Aim of the exercise:
The required result is each line of the entries below containing the string "MySQL".

Study material:
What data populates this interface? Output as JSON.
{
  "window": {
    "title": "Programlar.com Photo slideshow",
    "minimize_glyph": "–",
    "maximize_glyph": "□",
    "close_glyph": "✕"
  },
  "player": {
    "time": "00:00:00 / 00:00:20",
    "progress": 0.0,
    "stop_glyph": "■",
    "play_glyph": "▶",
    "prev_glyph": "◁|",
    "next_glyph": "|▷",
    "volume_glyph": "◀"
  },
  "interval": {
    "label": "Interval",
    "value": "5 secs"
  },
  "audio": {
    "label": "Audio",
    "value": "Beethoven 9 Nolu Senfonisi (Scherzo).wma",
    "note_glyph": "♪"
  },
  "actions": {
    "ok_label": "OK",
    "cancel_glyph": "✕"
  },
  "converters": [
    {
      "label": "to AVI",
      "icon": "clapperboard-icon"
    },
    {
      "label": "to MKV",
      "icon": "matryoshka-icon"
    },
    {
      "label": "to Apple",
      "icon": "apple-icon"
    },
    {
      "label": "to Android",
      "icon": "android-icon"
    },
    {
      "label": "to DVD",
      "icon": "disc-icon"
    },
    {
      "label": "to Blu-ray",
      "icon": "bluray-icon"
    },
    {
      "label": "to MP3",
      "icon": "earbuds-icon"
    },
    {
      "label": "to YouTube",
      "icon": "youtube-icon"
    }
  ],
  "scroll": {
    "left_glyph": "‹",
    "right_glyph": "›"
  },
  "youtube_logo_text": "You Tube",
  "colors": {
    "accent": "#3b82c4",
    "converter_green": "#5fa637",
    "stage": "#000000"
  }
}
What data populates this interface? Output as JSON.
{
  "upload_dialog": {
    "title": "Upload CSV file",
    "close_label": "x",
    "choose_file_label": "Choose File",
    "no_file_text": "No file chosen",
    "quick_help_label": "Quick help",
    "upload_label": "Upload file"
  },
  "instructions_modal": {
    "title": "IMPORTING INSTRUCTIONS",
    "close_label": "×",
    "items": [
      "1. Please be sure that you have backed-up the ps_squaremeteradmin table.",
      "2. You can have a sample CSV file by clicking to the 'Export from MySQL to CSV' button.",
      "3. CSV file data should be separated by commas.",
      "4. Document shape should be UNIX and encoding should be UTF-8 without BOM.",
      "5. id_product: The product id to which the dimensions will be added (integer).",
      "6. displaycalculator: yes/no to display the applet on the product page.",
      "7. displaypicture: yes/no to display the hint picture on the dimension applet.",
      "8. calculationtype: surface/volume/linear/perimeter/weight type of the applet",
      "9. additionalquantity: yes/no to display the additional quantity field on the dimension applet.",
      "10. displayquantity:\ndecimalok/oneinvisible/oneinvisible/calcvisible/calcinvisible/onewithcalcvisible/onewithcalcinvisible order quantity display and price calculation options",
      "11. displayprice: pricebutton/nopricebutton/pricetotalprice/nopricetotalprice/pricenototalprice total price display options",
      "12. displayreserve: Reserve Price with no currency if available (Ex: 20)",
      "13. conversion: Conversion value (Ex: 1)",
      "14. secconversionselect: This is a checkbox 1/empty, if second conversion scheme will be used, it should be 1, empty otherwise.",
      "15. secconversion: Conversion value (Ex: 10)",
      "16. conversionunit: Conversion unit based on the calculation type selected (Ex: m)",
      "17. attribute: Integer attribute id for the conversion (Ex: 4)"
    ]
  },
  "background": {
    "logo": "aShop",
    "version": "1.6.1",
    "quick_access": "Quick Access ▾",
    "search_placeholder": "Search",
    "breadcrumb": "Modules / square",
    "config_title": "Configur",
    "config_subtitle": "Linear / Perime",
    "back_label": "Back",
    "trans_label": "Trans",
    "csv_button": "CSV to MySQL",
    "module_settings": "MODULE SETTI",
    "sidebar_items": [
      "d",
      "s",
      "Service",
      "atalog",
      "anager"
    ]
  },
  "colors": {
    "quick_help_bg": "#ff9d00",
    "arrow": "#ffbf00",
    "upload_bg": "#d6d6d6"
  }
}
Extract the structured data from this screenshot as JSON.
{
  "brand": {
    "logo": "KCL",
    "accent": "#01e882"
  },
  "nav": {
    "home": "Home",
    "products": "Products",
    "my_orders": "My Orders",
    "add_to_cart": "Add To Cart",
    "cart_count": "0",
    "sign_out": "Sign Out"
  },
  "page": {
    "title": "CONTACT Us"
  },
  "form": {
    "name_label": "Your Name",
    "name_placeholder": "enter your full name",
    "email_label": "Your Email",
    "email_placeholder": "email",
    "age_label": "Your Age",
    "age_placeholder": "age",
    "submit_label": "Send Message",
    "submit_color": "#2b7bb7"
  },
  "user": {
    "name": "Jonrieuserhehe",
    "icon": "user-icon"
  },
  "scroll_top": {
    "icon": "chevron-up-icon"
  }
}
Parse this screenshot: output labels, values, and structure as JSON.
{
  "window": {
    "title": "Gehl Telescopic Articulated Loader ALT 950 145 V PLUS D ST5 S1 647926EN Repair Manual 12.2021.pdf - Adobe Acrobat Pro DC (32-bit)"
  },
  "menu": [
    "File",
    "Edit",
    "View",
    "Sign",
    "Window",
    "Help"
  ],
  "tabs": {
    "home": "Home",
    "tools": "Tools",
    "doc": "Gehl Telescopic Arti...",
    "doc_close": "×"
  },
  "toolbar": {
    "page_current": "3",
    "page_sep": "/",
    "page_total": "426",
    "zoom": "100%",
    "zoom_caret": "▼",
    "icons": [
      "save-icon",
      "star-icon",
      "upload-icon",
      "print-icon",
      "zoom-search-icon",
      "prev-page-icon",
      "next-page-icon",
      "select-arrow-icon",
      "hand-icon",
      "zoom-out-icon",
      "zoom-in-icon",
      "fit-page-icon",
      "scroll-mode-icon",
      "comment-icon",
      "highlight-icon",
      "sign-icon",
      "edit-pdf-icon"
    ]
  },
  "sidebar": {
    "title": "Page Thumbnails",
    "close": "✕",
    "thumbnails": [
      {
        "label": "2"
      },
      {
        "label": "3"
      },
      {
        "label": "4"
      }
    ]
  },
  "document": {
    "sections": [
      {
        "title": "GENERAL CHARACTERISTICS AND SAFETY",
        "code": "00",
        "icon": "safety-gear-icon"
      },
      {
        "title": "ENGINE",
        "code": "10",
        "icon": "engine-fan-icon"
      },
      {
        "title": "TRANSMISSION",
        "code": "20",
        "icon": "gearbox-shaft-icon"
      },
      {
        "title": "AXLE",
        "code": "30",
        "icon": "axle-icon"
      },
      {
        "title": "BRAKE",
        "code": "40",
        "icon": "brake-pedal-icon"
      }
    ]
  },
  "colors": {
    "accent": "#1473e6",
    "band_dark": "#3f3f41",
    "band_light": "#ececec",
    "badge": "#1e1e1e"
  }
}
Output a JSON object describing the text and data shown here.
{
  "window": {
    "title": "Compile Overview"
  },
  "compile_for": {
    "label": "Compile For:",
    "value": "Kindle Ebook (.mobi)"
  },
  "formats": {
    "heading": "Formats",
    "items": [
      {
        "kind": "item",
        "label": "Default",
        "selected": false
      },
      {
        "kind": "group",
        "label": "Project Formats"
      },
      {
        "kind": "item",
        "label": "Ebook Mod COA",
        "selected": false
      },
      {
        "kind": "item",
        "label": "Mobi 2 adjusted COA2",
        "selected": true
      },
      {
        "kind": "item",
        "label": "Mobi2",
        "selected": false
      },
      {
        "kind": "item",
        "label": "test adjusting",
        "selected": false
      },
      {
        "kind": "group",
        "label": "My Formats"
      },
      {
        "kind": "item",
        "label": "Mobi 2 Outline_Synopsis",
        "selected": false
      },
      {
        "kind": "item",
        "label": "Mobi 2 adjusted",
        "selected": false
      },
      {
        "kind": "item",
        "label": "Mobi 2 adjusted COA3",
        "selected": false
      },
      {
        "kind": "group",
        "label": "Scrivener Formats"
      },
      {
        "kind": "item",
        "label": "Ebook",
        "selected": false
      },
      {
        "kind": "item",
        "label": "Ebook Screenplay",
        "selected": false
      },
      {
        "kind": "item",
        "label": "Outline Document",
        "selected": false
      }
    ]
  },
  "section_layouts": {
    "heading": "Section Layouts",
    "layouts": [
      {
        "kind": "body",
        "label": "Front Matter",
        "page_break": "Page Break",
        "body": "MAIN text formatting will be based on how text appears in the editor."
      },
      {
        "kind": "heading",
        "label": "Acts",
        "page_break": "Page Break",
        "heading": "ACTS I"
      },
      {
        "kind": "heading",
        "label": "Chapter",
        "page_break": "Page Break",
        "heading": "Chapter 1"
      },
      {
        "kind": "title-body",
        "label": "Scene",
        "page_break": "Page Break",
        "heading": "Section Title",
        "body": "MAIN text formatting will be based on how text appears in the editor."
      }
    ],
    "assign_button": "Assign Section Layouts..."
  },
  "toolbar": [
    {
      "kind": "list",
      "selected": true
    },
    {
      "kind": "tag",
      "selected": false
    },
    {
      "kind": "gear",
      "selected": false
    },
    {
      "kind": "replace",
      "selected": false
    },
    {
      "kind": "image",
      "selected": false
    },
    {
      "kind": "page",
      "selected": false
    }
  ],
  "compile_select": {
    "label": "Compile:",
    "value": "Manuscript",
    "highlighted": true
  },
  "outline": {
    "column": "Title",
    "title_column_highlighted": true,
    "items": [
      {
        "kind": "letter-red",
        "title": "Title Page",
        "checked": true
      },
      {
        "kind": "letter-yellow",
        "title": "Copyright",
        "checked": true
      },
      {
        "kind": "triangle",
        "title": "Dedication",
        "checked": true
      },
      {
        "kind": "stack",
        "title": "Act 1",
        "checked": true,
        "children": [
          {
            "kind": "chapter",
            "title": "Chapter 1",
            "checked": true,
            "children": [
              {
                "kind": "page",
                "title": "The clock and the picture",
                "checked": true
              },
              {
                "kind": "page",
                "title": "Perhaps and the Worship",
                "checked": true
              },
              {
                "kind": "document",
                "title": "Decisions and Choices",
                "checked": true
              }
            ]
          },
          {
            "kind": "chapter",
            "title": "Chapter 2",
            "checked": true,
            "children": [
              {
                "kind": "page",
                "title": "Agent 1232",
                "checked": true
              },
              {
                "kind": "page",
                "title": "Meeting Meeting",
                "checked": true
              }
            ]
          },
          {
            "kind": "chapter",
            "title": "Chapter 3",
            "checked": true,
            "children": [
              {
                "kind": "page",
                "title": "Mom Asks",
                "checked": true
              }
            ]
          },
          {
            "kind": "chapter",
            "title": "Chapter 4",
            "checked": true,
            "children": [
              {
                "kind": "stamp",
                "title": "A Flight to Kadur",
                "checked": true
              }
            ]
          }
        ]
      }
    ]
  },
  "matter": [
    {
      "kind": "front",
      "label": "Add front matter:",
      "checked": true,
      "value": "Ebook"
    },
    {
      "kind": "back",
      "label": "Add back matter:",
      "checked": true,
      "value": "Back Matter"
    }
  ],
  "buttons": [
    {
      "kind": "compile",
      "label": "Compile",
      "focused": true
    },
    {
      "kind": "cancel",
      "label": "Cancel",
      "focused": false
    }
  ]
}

Exercise output:
      "2. You can have a sample CSV file by clicking to the 'Export from MySQL to CSV' button.",
    "csv_button": "CSV to MySQL",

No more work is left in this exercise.